What is Big Think?  

We are Big Idea Hunters…

We live in a time of information abundance, which far too many of us see as information overload. With the sum total of human knowledge, past and present, at our fingertips, we’re faced with a crisis of attention: which ideas should we engage with, and why? Big Think is an evolving roadmap to the best thinking on the planet — the ideas that can help you think flexibly and act decisively in a multivariate world.

A word about Big Ideas and Themes — The architecture of Big Think

Big ideas are lenses for envisioning the future. Every article and video on bigthink.com and on our learning platforms is based on an emerging “big idea” that is significant, widely relevant, and actionable. We’re sifting the noise for the questions and insights that have the power to change all of our lives, for decades to come. For example, reverse-engineering is a big idea in that the concept is increasingly useful across multiple disciplines, from education to nanotechnology.

Themes are the seven broad umbrellas under which we organize the hundreds of big ideas that populate Big Think. They include New World Order, Earth and Beyond, 21st Century Living, Going Mental, Extreme Biology, Power and Influence, and Inventing the Future.

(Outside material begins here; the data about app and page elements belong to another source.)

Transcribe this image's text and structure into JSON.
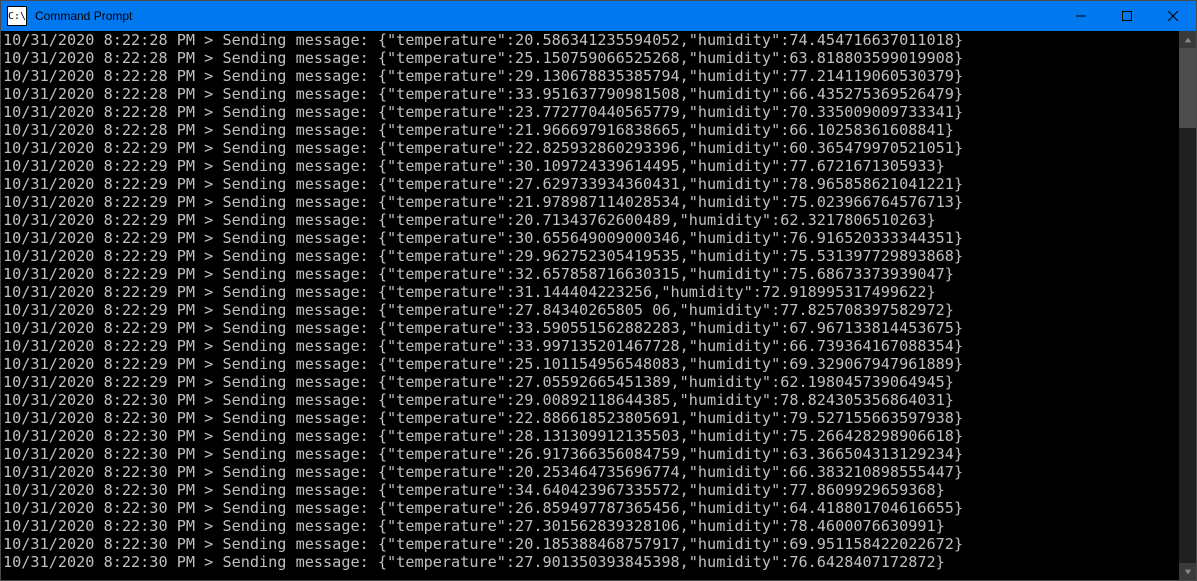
{
  "window": {
    "icon_text": "C:\\",
    "title": "Command Prompt"
  },
  "lines": [
    {
      "ts": "10/31/2020 8:22:28 PM",
      "temp": "20.586341235594052",
      "hum": "74.454716637011018"
    },
    {
      "ts": "10/31/2020 8:22:28 PM",
      "temp": "25.150759066525268",
      "hum": "63.818803599019908"
    },
    {
      "ts": "10/31/2020 8:22:28 PM",
      "temp": "29.130678835385794",
      "hum": "77.214119060530379"
    },
    {
      "ts": "10/31/2020 8:22:28 PM",
      "temp": "33.951637790981508",
      "hum": "66.435275369526479"
    },
    {
      "ts": "10/31/2020 8:22:28 PM",
      "temp": "23.772770440565779",
      "hum": "70.335009009733341"
    },
    {
      "ts": "10/31/2020 8:22:28 PM",
      "temp": "21.966697916838665",
      "hum": "66.10258361608841"
    },
    {
      "ts": "10/31/2020 8:22:29 PM",
      "temp": "22.825932860293396",
      "hum": "60.365479970521051"
    },
    {
      "ts": "10/31/2020 8:22:29 PM",
      "temp": "30.109724339614495",
      "hum": "77.6721671305933"
    },
    {
      "ts": "10/31/2020 8:22:29 PM",
      "temp": "27.629733934360431",
      "hum": "78.965858621041221"
    },
    {
      "ts": "10/31/2020 8:22:29 PM",
      "temp": "21.978987114028534",
      "hum": "75.023966764576713"
    },
    {
      "ts": "10/31/2020 8:22:29 PM",
      "temp": "20.71343762600489",
      "hum": "62.32178065 10263"
    },
    {
      "ts": "10/31/2020 8:22:29 PM",
      "temp": "30.655649009000346",
      "hum": "76.916520333344351"
    },
    {
      "ts": "10/31/2020 8:22:29 PM",
      "temp": "29.962752305419535",
      "hum": "75.531397729893868"
    },
    {
      "ts": "10/31/2020 8:22:29 PM",
      "temp": "32.657858716630315",
      "hum": "75.68673373939047"
    },
    {
      "ts": "10/31/2020 8:22:29 PM",
      "temp": "31.144404223256",
      "hum": "72.918995317499622"
    },
    {
      "ts": "10/31/2020 8:22:29 PM",
      "temp": "27.84340265805 06",
      "hum": "77.825708397582972"
    },
    {
      "ts": "10/31/2020 8:22:29 PM",
      "temp": "33.590551562882283",
      "hum": "67.967133814453675"
    },
    {
      "ts": "10/31/2020 8:22:29 PM",
      "temp": "33.997135201467728",
      "hum": "66.739364167088354"
    },
    {
      "ts": "10/31/2020 8:22:29 PM",
      "temp": "25.101154956548083",
      "hum": "69.329067947961889"
    },
    {
      "ts": "10/31/2020 8:22:29 PM",
      "temp": "27.05592665451389",
      "hum": "62.198045739064945"
    },
    {
      "ts": "10/31/2020 8:22:30 PM",
      "temp": "29.00892118644385",
      "hum": "78.824305356864031"
    },
    {
      "ts": "10/31/2020 8:22:30 PM",
      "temp": "22.886618523805691",
      "hum": "79.527155663597938"
    },
    {
      "ts": "10/31/2020 8:22:30 PM",
      "temp": "28.131309912135503",
      "hum": "75.266428298906618"
    },
    {
      "ts": "10/31/2020 8:22:30 PM",
      "temp": "26.917366356084759",
      "hum": "63.366504313129234"
    },
    {
      "ts": "10/31/2020 8:22:30 PM",
      "temp": "20.253464735696774",
      "hum": "66.383210898555447"
    },
    {
      "ts": "10/31/2020 8:22:30 PM",
      "temp": "34.640423967335572",
      "hum": "77.86099296 59368"
    },
    {
      "ts": "10/31/2020 8:22:30 PM",
      "temp": "26.859497787365456",
      "hum": "64.418801704616655"
    },
    {
      "ts": "10/31/2020 8:22:30 PM",
      "temp": "27.301562839328106",
      "hum": "78.46000766 30991"
    },
    {
      "ts": "10/31/2020 8:22:30 PM",
      "temp": "20.185388468757917",
      "hum": "69.951158422022672"
    },
    {
      "ts": "10/31/2020 8:22:30 PM",
      "temp": "27.901350393845398",
      "hum": "76.64284071 72872"
    }
  ],
  "template": {
    "prefix_sep": " > ",
    "action": "Sending message: ",
    "json_open": "{\"temperature\":",
    "json_mid": ",\"humidity\":",
    "json_close": "}"
  }
}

Big Think Features:

12,000+ Expert Videos

1

Browse videos featuring experts across a wide range of disciplines, from personal health to business leadership to neuroscience.

Watch videos

World Renowned Bloggers

2

Big Think’s contributors offer expert analysis of the big ideas behind the news.

Go to blogs

Big Think Edge

3

Big Think’s Edge learning platform for career mentorship and professional development provides engaging and actionable courses delivered by the people who are shaping our future.

Find out more
Close
With rendition switcher

Transcript

Michael Ellsberg: I live in New York and there's this Occupy Wall Street activity happening. I actually haven't been down there yet but I've been following it a fair amount and one of the main things they're talking about is student debt and you see these photos of people who say, I'm $100,000 in debt and I don't have a job.  

This is a really big issue right now. The average student graduates with $23,000 in debt. That's a lot of debt for a 22 year old, and if you combine that with not having a job that leads to a toxic situation. Student loan debt is the only form of debt that is not dischargeable in bankruptcy, which means that it is a very dangerous and risky kind of debt. 

It's frightening that we encourage young people, often when they're not even legal adults yet. They can't legally vote, they can't join the military, they can't legally buy a pack of cigarettes or beer, they can't do any of that stuff... but it's fine if they want to sign their name off to a $100,000 in student debt, which they will not be able to get out of when they graduate if they can't pay it.

So what you're finding now is a lot of young people who are in a significant amount of debt, $23,000, 50,000, 100,000, and who are depending on being able to get a good job to be able to pay that debt off. Instead what they've found is a job at Starbucks if they're lucky - that's even hard to get these days. There's lines outside the Starbucks whenever they have a career fair. They're making seven dollars an hour, ten dollars an hour, fifteen, twenty dollars an hour; they've got to pay off $100,000 in debt. And a lot of these young people are defaulting.

Quite frankly, the salesmen of higher education are not warning their customers - their marks if you will- about this risk. All they say is, here's this rosy picture you get if you get our BA degree, our law degree, our MBA - here's all the wonderful things that are likely to happen to you. They don't talk about the other side: and here's the risk that you might be in the hole for $100 grand that you can't pay off because you don't have a job and the compound interest is spiralling upward.

To not talk about those risks borders on fraud, and it is certainly unethical that these people are selling this form of higher education and not talking about these very, very significant and serious risks.  

Directed /  Produced by
Jonathan Fowler & Elizabeth Rodd

 

Earth to Academia: Student ...

Newsletter: Share: